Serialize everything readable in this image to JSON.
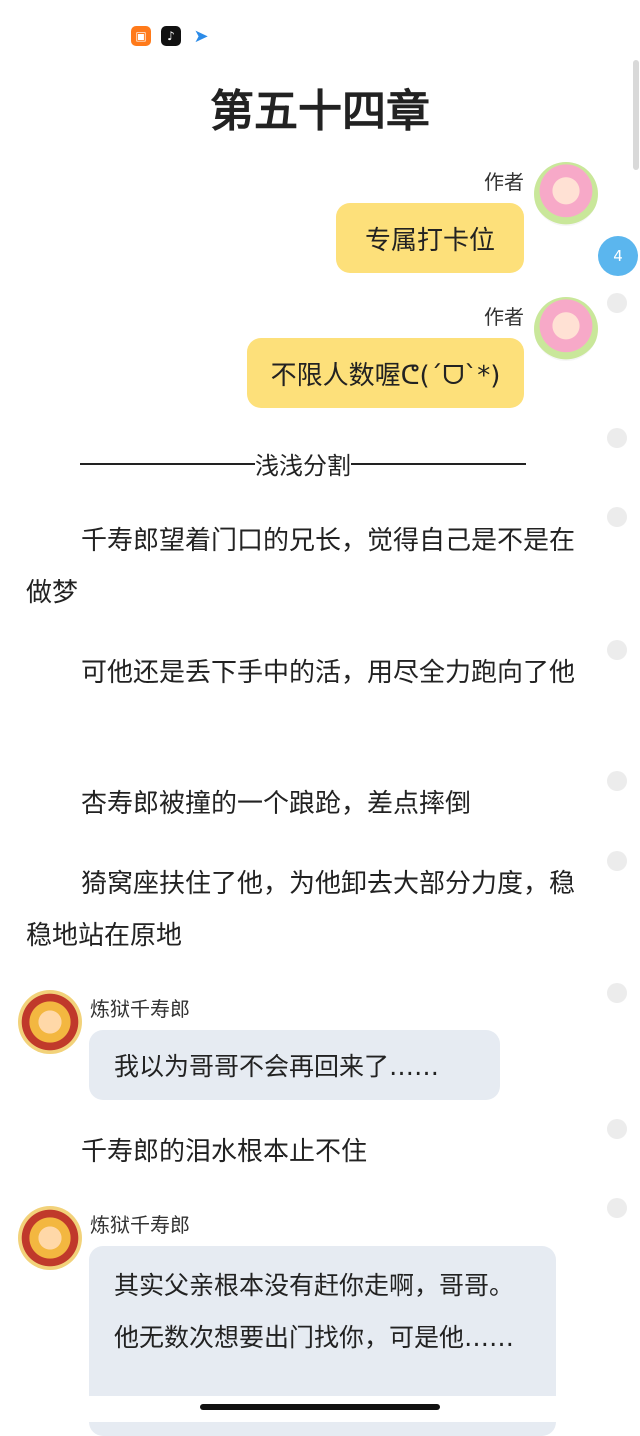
{
  "status_icons": [
    "shopping-bag-icon",
    "tiktok-icon",
    "paper-plane-icon"
  ],
  "chapter_title": "第五十四章",
  "messages_top": [
    {
      "author_label": "作者",
      "text": "专属打卡位"
    },
    {
      "author_label": "作者",
      "text": "不限人数喔ᕦ(ˊᗜˋ*)"
    }
  ],
  "divider_text": "浅浅分割",
  "paragraphs": [
    "千寿郎望着门口的兄长，觉得自己是不是在做梦",
    "可他还是丢下手中的活，用尽全力跑向了他",
    "杏寿郎被撞的一个踉跄，差点摔倒",
    "猗窝座扶住了他，为他卸去大部分力度，稳稳地站在原地"
  ],
  "character_messages": [
    {
      "name": "炼狱千寿郎",
      "text": "我以为哥哥不会再回来了……"
    },
    {
      "name": "炼狱千寿郎",
      "text": "其实父亲根本没有赶你走啊，哥哥。他无数次想要出门找你，可是他……"
    }
  ],
  "paragraph_after": "千寿郎的泪水根本止不住",
  "comment_badge": "4",
  "colors": {
    "author_bubble": "#fde07a",
    "character_bubble": "#e6ebf2",
    "badge": "#5bb6ee"
  }
}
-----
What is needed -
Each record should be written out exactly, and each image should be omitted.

Response to the exercise -
Serialize everything readable in this image to JSON.
{
  "status_icons": [
    "shopping-bag-icon",
    "tiktok-icon",
    "paper-plane-icon"
  ],
  "chapter_title": "第五十四章",
  "messages_top": [
    {
      "author_label": "作者",
      "text": "专属打卡位"
    },
    {
      "author_label": "作者",
      "text": "不限人数喔ᕦ(ˊᗜˋ*)"
    }
  ],
  "divider_text": "浅浅分割",
  "paragraphs": [
    "千寿郎望着门口的兄长，觉得自己是不是在做梦",
    "可他还是丢下手中的活，用尽全力跑向了他",
    "杏寿郎被撞的一个踉跄，差点摔倒",
    "猗窝座扶住了他，为他卸去大部分力度，稳稳地站在原地"
  ],
  "character_messages": [
    {
      "name": "炼狱千寿郎",
      "text": "我以为哥哥不会再回来了……"
    },
    {
      "name": "炼狱千寿郎",
      "text": "其实父亲根本没有赶你走啊，哥哥。他无数次想要出门找你，可是他……"
    }
  ],
  "paragraph_after": "千寿郎的泪水根本止不住",
  "comment_badge": "4",
  "colors": {
    "author_bubble": "#fde07a",
    "character_bubble": "#e6ebf2",
    "badge": "#5bb6ee"
  }
}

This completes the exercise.